_Task details_
Below are the records; locate each line with the word "data" and copy it.

<<<<

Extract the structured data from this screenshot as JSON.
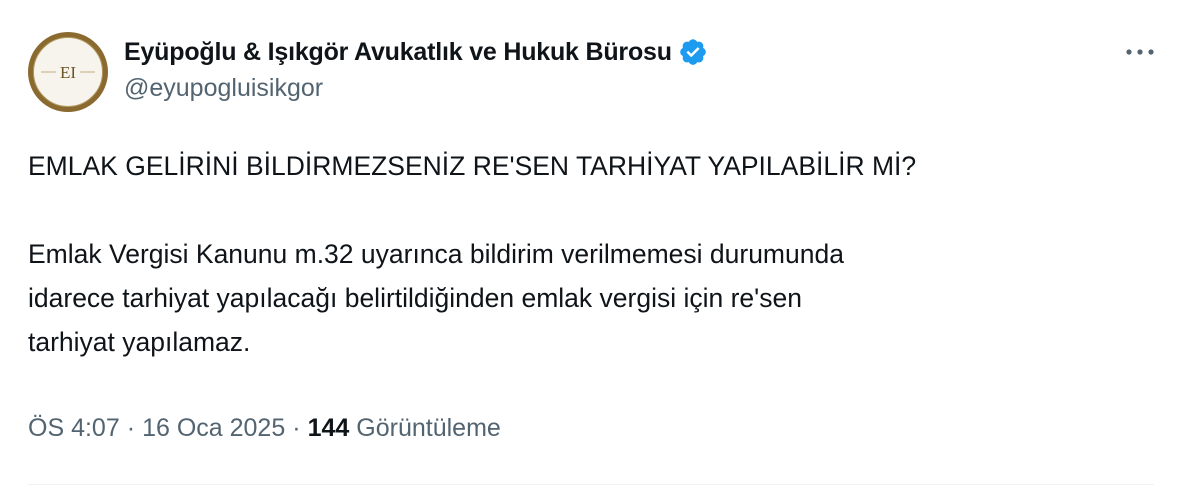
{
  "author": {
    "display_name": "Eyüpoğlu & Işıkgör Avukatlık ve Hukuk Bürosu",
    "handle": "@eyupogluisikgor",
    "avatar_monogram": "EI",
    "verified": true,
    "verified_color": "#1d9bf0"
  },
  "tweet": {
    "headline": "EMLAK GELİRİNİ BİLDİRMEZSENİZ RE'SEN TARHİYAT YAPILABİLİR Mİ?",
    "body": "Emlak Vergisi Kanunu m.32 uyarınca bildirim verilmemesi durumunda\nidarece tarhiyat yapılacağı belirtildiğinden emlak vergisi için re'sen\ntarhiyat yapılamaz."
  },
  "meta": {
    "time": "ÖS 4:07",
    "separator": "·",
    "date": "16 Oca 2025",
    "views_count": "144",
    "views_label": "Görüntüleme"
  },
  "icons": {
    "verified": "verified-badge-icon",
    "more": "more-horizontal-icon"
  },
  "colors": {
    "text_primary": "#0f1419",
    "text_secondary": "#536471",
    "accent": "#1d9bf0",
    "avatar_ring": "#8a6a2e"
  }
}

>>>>
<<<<

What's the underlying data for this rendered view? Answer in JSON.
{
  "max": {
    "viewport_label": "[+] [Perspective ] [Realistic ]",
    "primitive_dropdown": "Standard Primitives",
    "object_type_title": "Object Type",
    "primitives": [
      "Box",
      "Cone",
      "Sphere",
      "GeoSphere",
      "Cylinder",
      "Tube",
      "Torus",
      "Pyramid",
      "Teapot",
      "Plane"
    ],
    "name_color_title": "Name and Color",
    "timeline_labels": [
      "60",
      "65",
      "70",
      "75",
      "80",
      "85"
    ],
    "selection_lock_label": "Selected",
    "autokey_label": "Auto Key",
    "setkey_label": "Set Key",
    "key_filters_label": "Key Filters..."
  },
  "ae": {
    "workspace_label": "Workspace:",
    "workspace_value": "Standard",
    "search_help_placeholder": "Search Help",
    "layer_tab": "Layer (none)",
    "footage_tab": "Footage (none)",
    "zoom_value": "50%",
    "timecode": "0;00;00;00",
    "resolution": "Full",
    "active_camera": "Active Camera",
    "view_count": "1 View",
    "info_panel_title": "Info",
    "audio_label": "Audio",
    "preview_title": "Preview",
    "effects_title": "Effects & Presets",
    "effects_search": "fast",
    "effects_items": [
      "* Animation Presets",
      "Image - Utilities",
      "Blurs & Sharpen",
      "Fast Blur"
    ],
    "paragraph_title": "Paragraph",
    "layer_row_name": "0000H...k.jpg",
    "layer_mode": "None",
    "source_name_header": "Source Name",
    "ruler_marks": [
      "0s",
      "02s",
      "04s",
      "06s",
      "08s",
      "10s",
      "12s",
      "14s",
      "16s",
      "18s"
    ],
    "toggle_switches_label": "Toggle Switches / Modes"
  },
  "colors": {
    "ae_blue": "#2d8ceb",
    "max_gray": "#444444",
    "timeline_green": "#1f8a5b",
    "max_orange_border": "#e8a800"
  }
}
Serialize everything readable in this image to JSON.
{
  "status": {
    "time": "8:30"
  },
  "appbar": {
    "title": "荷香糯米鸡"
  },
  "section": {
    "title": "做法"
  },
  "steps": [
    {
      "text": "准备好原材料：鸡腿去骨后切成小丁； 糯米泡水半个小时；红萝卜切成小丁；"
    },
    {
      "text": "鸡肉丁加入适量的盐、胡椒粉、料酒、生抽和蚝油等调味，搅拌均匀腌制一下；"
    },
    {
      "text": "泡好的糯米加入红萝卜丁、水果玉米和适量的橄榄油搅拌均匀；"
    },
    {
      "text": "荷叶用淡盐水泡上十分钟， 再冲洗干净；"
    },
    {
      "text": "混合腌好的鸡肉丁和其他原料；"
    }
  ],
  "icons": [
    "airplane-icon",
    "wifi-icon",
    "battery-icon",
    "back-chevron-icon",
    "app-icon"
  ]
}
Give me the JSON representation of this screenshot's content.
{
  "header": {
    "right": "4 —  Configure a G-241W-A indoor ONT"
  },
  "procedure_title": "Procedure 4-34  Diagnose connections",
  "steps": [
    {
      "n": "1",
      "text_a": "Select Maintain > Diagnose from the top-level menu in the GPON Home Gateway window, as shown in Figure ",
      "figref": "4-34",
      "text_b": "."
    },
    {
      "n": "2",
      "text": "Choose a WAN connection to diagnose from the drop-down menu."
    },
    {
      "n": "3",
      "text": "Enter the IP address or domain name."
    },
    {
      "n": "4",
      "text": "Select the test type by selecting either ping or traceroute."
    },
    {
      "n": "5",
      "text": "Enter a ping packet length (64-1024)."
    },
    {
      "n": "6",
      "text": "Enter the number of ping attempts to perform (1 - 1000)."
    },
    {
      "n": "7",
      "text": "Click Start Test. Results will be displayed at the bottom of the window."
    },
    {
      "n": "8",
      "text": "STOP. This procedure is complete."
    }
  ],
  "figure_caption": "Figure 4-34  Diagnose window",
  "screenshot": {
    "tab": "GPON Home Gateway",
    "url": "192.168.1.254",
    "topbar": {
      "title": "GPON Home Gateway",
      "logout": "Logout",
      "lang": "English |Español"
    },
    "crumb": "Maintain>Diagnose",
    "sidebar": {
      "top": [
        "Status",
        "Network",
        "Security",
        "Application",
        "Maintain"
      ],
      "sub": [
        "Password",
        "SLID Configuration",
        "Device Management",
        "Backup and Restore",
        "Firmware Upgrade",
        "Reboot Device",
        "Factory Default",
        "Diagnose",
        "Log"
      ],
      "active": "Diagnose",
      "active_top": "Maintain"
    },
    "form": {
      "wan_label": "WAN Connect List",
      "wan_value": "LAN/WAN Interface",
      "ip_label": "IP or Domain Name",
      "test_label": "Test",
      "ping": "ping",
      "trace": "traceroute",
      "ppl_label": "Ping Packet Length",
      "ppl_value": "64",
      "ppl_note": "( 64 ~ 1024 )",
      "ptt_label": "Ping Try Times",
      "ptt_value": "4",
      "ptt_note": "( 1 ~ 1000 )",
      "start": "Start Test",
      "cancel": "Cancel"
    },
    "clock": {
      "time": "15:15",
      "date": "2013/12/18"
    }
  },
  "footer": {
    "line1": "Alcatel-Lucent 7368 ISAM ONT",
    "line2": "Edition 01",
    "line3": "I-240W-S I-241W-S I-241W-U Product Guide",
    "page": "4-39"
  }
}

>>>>

_Exercise result_
Extract the structured data from this screenshot as JSON.
What's the underlying data for this rendered view? Answer in JSON.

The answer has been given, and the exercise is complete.